Still Elizabeth’s affinity for heroically eccentric characters leads down surprising avenues. In one of the novel’s more ingenious inventions, she plots with Hume and his friend, the reclusive philosopher-scientist Sophia, to trick Frederick into pursuing the crown. Frederick’s preacher-advisor Scultetus, a theological astrologer, insists they watch the stars for a sign from God on the Bohemia question. The trio of tricky radicals conspires to deliver the sign, making Sophia prophet of her own coronation, accomplishing what a team of waffling theologian-politicians cannot.
Yet this Elizabeth is so remote and unflappable that the lives of those beneath her (most of the world) barely register. So, one doesn’t feel much for her. We hardly detect an echo of the monumental repercussions of the Bohemia decision. Relations with some others (e.g. brother Henry, confidante Lady Anne, Frederick, benefactor Lord Craven) are more nuanced, but rarely less chilly. The reader is treated to an ironic spin on Elizabeth’s self-absorption, as in the flight from Prague:
We endured many days of arduous travel, slept in countless uncomfortable beds, in cramped rooms, with hardly enough servants to see to the needs of the children let alone ours, and what was provided in the way of food hardly passed for such at times. Dreadful!
Towards the end, we get more of Elizabeth’s gloomy soliloquizing, revealing her (post)modern take on big questions. She rejects further marriages in favour of “those vows I took to see myself wedded to the quest of freedom and independence.” She broods that an afterlife is unlikely and conventional ideas about it silly. She imagines, several times, “cobbling together” self or life: “From the very first we all of us make up stories to tell ourselves. The little girl…with her dolls is in fact…manufacturing a meticulous fiction for herself, that she may dwell within.”
This book’s premise is refreshing, often enjoyable, but the execution reveals some pitfalls of revisionist-historical fiction. It seems Elias develops competing impulses for this story that don’t entirely gel. There are resonant historical events, adventurous material and some close character-analysis, but none is developed sufficiently to make this an historical, adventure or psychological novel. On the one hand, Elizabeth seems a brave kindred spirit for the reader, with the future in her bones. On the other hand, this smells strongly of “presentism”, the creative anachronism of reading the past for “relevance” to today—which easily gets heavy-handed, and should be counter-balanced with the challenge of experiencing past worlds in all their deep, dense otherness.

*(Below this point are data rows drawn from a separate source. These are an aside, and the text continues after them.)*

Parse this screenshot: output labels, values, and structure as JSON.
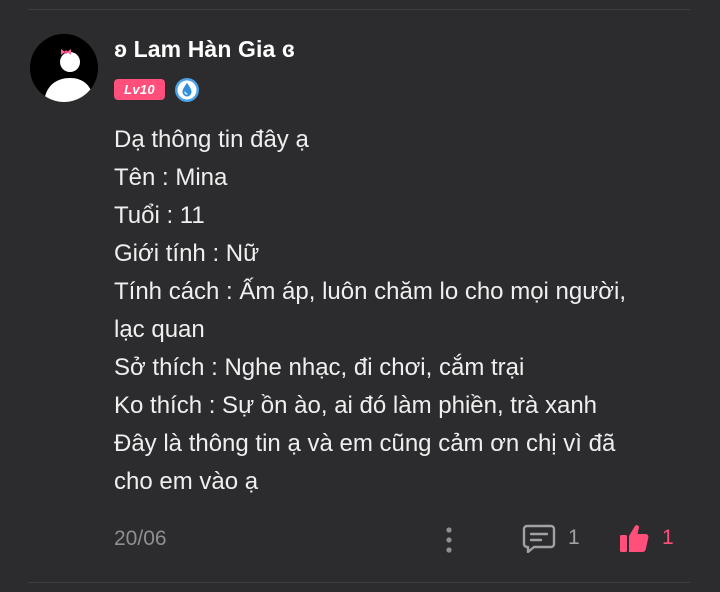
{
  "comment": {
    "author": {
      "username": "ʚ Lam Hàn Gia ɞ",
      "level_badge": "Lv10",
      "avatar_icon": "default-avatar-with-bow",
      "member_icon": "water-drop-badge"
    },
    "body_lines": [
      "Dạ thông tin đây ạ",
      "Tên : Mina",
      "Tuổi : 11",
      "Giới tính : Nữ",
      "Tính cách : Ấm áp, luôn chăm lo cho mọi người,",
      "lạc quan",
      "Sở thích : Nghe nhạc, đi chơi, cắm trại",
      "Ko thích : Sự ồn ào, ai đó làm phiền, trà xanh",
      "Đây là thông tin ạ và em cũng cảm ơn chị vì đã",
      "cho em vào ạ"
    ],
    "footer": {
      "date": "20/06",
      "more_icon": "more-vertical-icon",
      "comment_icon": "comment-icon",
      "comment_count": "1",
      "like_icon": "thumbs-up-icon",
      "like_count": "1"
    }
  },
  "colors": {
    "background": "#2c2c2e",
    "accent_pink": "#ff4f7a",
    "muted_text": "#8e8e93",
    "body_text": "#efefef"
  }
}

Michael Sinding studies and writes about literature, culture, cognition and language. He's especially interested in how genres blend, and how metaphor, narrative and genre interact to create worldviews. He's the author of Body of Vision: Northrop Frye and the Poetics of Mind (U Toronto Press, 2014), and articles on Frye and a number of novelists and poets from the 17th to 20th centuries, from Cervantes to Thomas Pynchon. His article "From Words to Worldviews: Framing Narrative Genres" was awarded an Honourable Mention for the 2018 Hamilton Short Works Prize.